--- SOURCE MATERIAL ---

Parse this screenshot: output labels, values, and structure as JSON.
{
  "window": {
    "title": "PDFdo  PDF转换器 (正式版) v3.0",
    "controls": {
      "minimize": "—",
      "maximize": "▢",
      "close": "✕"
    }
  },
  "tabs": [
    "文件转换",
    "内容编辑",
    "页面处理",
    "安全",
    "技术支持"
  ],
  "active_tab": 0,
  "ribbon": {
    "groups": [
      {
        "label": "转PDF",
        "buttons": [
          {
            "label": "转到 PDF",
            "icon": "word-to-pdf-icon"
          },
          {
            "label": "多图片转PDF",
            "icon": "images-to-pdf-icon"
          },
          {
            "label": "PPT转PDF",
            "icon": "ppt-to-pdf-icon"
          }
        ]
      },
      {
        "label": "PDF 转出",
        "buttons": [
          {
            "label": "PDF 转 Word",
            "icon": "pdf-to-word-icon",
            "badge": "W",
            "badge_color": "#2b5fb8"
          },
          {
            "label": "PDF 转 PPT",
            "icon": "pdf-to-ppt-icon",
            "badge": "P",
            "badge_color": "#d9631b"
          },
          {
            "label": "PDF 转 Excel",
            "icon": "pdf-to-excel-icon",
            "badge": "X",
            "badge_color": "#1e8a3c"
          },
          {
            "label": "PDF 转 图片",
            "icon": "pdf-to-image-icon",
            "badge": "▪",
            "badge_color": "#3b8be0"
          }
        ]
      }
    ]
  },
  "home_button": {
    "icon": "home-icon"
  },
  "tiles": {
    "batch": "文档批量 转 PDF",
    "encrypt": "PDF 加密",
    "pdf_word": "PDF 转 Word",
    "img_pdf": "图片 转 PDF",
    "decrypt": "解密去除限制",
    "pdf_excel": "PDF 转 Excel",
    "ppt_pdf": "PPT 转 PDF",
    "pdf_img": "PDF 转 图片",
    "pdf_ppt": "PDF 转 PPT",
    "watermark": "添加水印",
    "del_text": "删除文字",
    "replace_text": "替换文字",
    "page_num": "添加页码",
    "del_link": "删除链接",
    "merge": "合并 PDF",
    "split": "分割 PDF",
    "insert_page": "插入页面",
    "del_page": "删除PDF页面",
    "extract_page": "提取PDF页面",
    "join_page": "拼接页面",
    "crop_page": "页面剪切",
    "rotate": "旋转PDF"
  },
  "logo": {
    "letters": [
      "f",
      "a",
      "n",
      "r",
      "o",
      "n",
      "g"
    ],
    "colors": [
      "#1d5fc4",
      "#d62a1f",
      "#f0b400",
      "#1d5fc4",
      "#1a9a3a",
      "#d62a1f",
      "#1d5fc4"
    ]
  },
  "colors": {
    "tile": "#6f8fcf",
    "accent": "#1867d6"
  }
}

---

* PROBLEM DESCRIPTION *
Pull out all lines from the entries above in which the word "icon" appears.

* SOLUTION TO THE PROBLEM *
            "icon": "word-to-pdf-icon"
            "icon": "images-to-pdf-icon"
            "icon": "ppt-to-pdf-icon"
            "icon": "pdf-to-word-icon",
            "icon": "pdf-to-ppt-icon",
            "icon": "pdf-to-excel-icon",
            "icon": "pdf-to-image-icon",
    "icon": "home-icon"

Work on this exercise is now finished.